But the fact remains: I am a lousy, undisciplined consumer. I correctly identified a crappy business practice and really really poor customer service setup but then I gave them my money anyway.
There is a kicker though: Why did I do that? Because if you want a true single player RPG experience, Bioware is close to the only ticket in town these days. I woke up with a CRPG jones and there’s no other quality title out there that I haven’t played besides Pirates of the Sword Coast. CRPG selection is so limited these days you take what you can.
Its like the mirror image of EQ’s MMO success during the early days. EQ was successful b/c it was the first and only First-person, high quality graphics game in town for a while. It’s actual design is a piece of crap IMO. Nowadays a game with that design (cough EQ2 cough) gets stomped to pieces by the competition in the MMO market.
Meanwhile the reverse has occurred with CRPGs - it used to be a competitive market and now you have basically, Bioware, a small number of action-RPGs and weird Euro stuff. Bioware gets away with bad customer service because they can. If you want a high quality single player experience then you don’t have a lot of choice. (Mind you I’m dissing their CS, not the actual game design - their games remain quite good).
Market choice is good. And one of the consequences of the meta-trend of the death of B-list competition in some PC gaming genres is that the remaining A-list titles can get away with murder in terms of serving the customer (cough Steam cough).
Actually the last few paragraphs were just me rationalizing the fact that I’m an RPG whore :). I try to make a meta point but I cannot evade the reality: I am Bioware’s bitch :0.
Pirates is also the worst of the Premiums Modules for long load times. Dunno if it’s because of size or security or whatever. My big issue with the whole PM concept remains the need to check the validity of your game each and every time you load a save.
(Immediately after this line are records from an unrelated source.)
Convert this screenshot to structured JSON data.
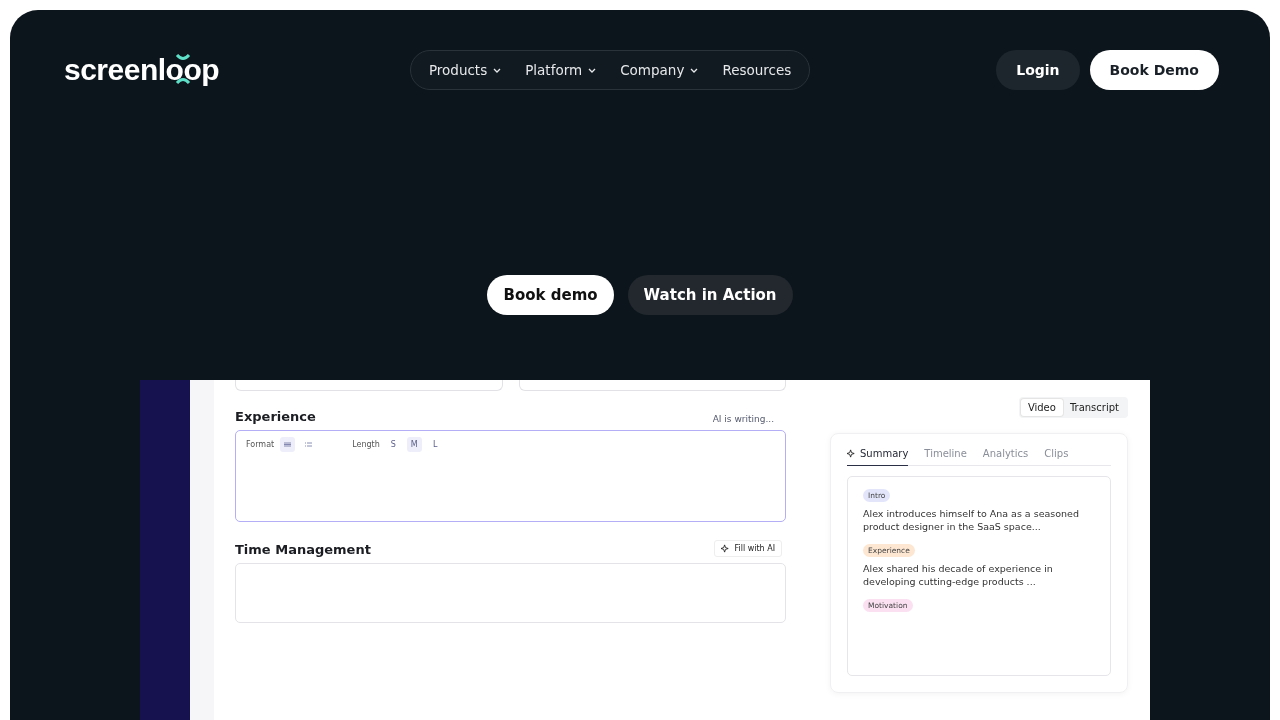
{
  "nav": {
    "logo": "screenloop",
    "menu": [
      {
        "label": "Products",
        "dropdown": true
      },
      {
        "label": "Platform",
        "dropdown": true
      },
      {
        "label": "Company",
        "dropdown": true
      },
      {
        "label": "Resources",
        "dropdown": false
      }
    ],
    "login": "Login",
    "book": "Book Demo"
  },
  "hero": {
    "buttons": [
      {
        "label": "Book demo",
        "kind": "primary"
      },
      {
        "label": "Watch in Action",
        "kind": "secondary"
      }
    ]
  },
  "form": {
    "sections": [
      {
        "title": "Experience",
        "kind": "editor",
        "status": "AI is writing...",
        "toolbar": {
          "format_label": "Format",
          "formats": [
            {
              "kind": "paragraph",
              "selected": true
            },
            {
              "kind": "list",
              "selected": false
            }
          ],
          "length_label": "Length",
          "lengths": [
            {
              "label": "S",
              "selected": false
            },
            {
              "label": "M",
              "selected": true
            },
            {
              "label": "L",
              "selected": false
            }
          ]
        }
      },
      {
        "title": "Time Management",
        "kind": "plain",
        "action": "Fill with AI"
      }
    ]
  },
  "side": {
    "views": [
      {
        "label": "Video",
        "selected": true
      },
      {
        "label": "Transcript",
        "selected": false
      }
    ],
    "tabs": [
      {
        "label": "Summary",
        "selected": true
      },
      {
        "label": "Timeline",
        "selected": false
      },
      {
        "label": "Analytics",
        "selected": false
      },
      {
        "label": "Clips",
        "selected": false
      }
    ],
    "summary": [
      {
        "tag": "Intro",
        "color": "#e3e6fb",
        "text": "Alex introduces himself to Ana as a seasoned product designer in the SaaS space..."
      },
      {
        "tag": "Experience",
        "color": "#fde7d2",
        "text": "Alex shared his decade of experience in developing cutting-edge products ..."
      },
      {
        "tag": "Motivation",
        "color": "#fbe0f1"
      }
    ]
  }
}
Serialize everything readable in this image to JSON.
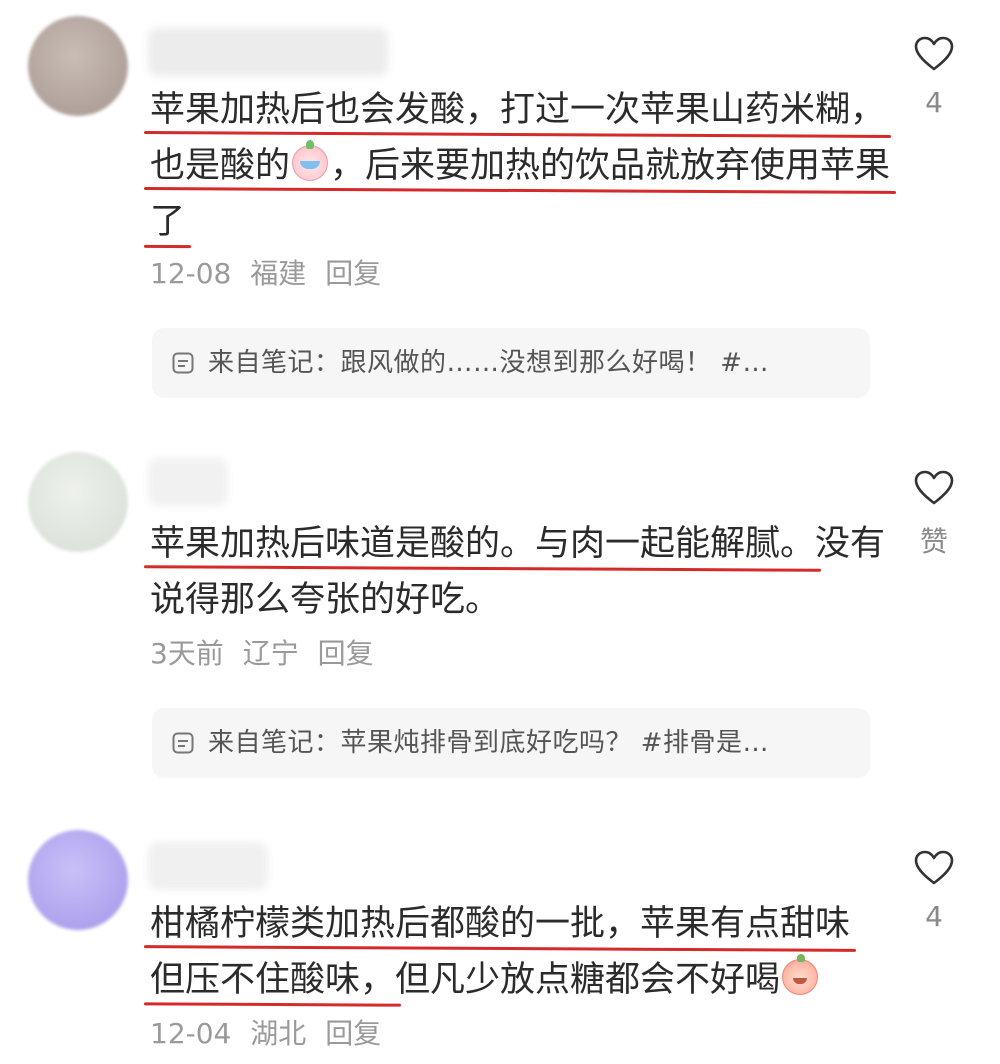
{
  "comments": [
    {
      "lines": [
        {
          "text": "苹果加热后也会发酸，打过一次苹果山药米糊，"
        },
        {
          "before": "也是酸的",
          "emoji": "crying-face-emoji",
          "after": "，后来要加热的饮品就放弃使用苹果"
        },
        {
          "text": "了"
        }
      ],
      "date": "12-08",
      "location": "福建",
      "reply_label": "回复",
      "note": "来自笔记：跟风做的……没想到那么好喝！ #…",
      "like_count": "4",
      "avatar_color": "#b4a69e"
    },
    {
      "lines": [
        {
          "underlined": "苹果加热后味道是酸的。与肉一起能解腻。",
          "rest": "没有"
        },
        {
          "text": "说得那么夸张的好吃。"
        }
      ],
      "date": "3天前",
      "location": "辽宁",
      "reply_label": "回复",
      "note": "来自笔记：苹果炖排骨到底好吃吗？ #排骨是…",
      "like_count": "赞",
      "avatar_color": "#dfe4dd"
    },
    {
      "lines": [
        {
          "text": "柑橘柠檬类加热后都酸的一批，苹果有点甜味"
        },
        {
          "underlined": "但压不住酸味，",
          "rest": "但凡少放点糖都会不好喝",
          "emoji": "peach-emoji"
        }
      ],
      "date": "12-04",
      "location": "湖北",
      "reply_label": "回复",
      "like_count": "4",
      "avatar_color": "#b3a8ee"
    }
  ],
  "colors": {
    "underline": "#d42a2a",
    "text": "#2b2b2b",
    "meta": "#9a9a9a",
    "note_bg": "#f6f6f6"
  }
}
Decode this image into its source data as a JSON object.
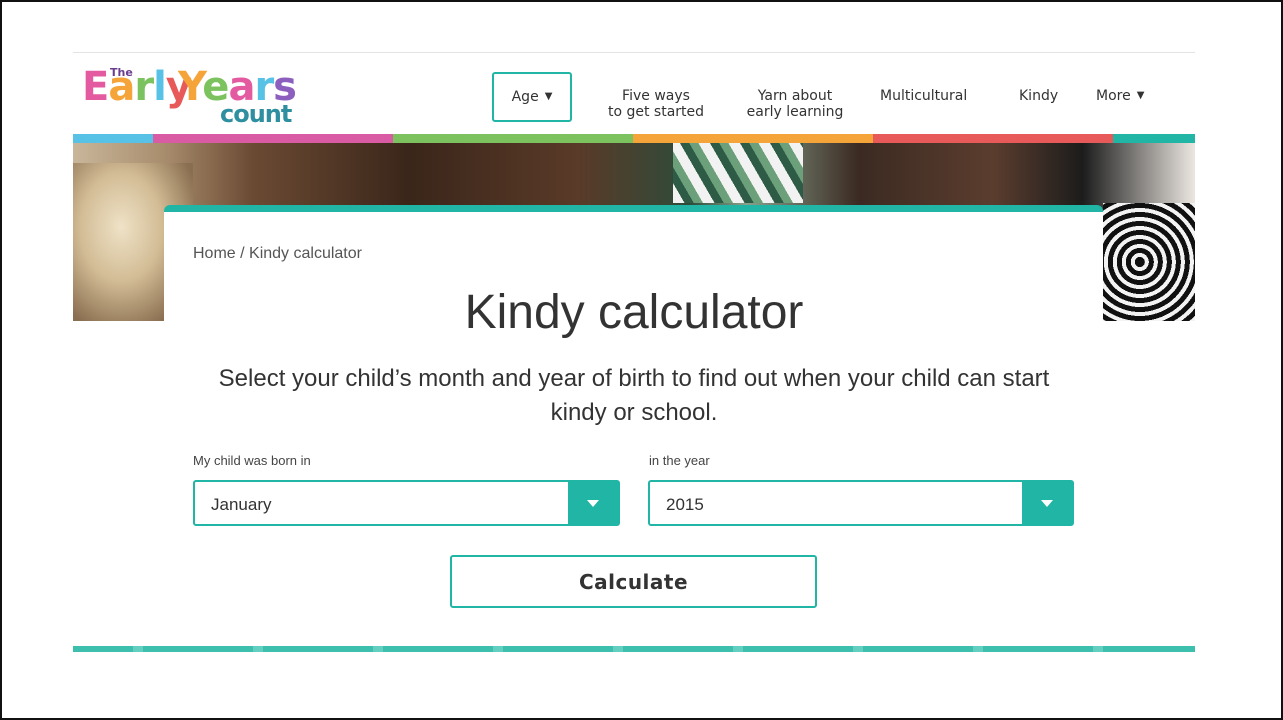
{
  "logo": {
    "the": "The",
    "word1": "Early",
    "word2": "Years",
    "word3": "count"
  },
  "nav": {
    "age": "Age",
    "five_ways_line1": "Five ways",
    "five_ways_line2": "to get started",
    "yarn_line1": "Yarn about",
    "yarn_line2": "early learning",
    "multicultural": "Multicultural",
    "kindy": "Kindy",
    "more": "More"
  },
  "colors": {
    "accent": "#21b5a5",
    "bar": [
      "#58c2e6",
      "#d95ba4",
      "#7cc35f",
      "#f5a43a",
      "#e85a5a",
      "#21b5a5"
    ]
  },
  "breadcrumb": "Home / Kindy calculator",
  "title": "Kindy calculator",
  "subtitle": "Select your child’s month and year of birth to find out when your child can start kindy or school.",
  "form": {
    "month_label": "My child was born in",
    "month_value": "January",
    "year_label": "in the year",
    "year_value": "2015",
    "submit": "Calculate"
  }
}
Pirates seems pretty big on the “overwhelm and kill you stuff,” too, especially in the first section with the superpowered thieves and the crap on the island until you get a fire going. I know that I had to reload a pile of times, far more than the other modules or the original campaigns. I went in with a slightly overpowered character, too. Seems like Pirates is really geared for MP play. Which is great, but it doesn’t seem to scale down for solo play like it should.
Also, I hate RPGs that lock you into doing something incredibly stupid to advance the plot in a fixed way. After you play the module, you’ll know what I mean by this.
I guess as a consumer you don’t really care what the excuse is but BioWare has repeatedly said their DRM solution isn’t ideal - but it was the only way forward. They grafted it onto the initial CD-key system that was already in place because the whole live team thing was experimental and wouldn’t have proceeded otherwise. They have also said they are now working on better systems.
FWIW, there are quite a few non-premium NWN mods that are just as good as the premium ones. You might want to look into them next time you get the RPG itch. I’d recommend just about anything from the NWN Vault’s Hall of Fame or from their top-rated modules list.
Speaking of Hex Coda, I was sooo totally hyped for that module but once I got into it, I found it rather bland at first. But it really did pick up after a while, and I ended up totally digging it. I can certainly see why your wife would want to play through it several times. It sure was a big loss for Bioware not to snag that one up as a premium module.
The problem is that if you don’t buy it, companies won’t blame the DRM, they’ll just say the whole model is broken. This happens all the time – take a good idea, make a bad implementation, and then blame the idea.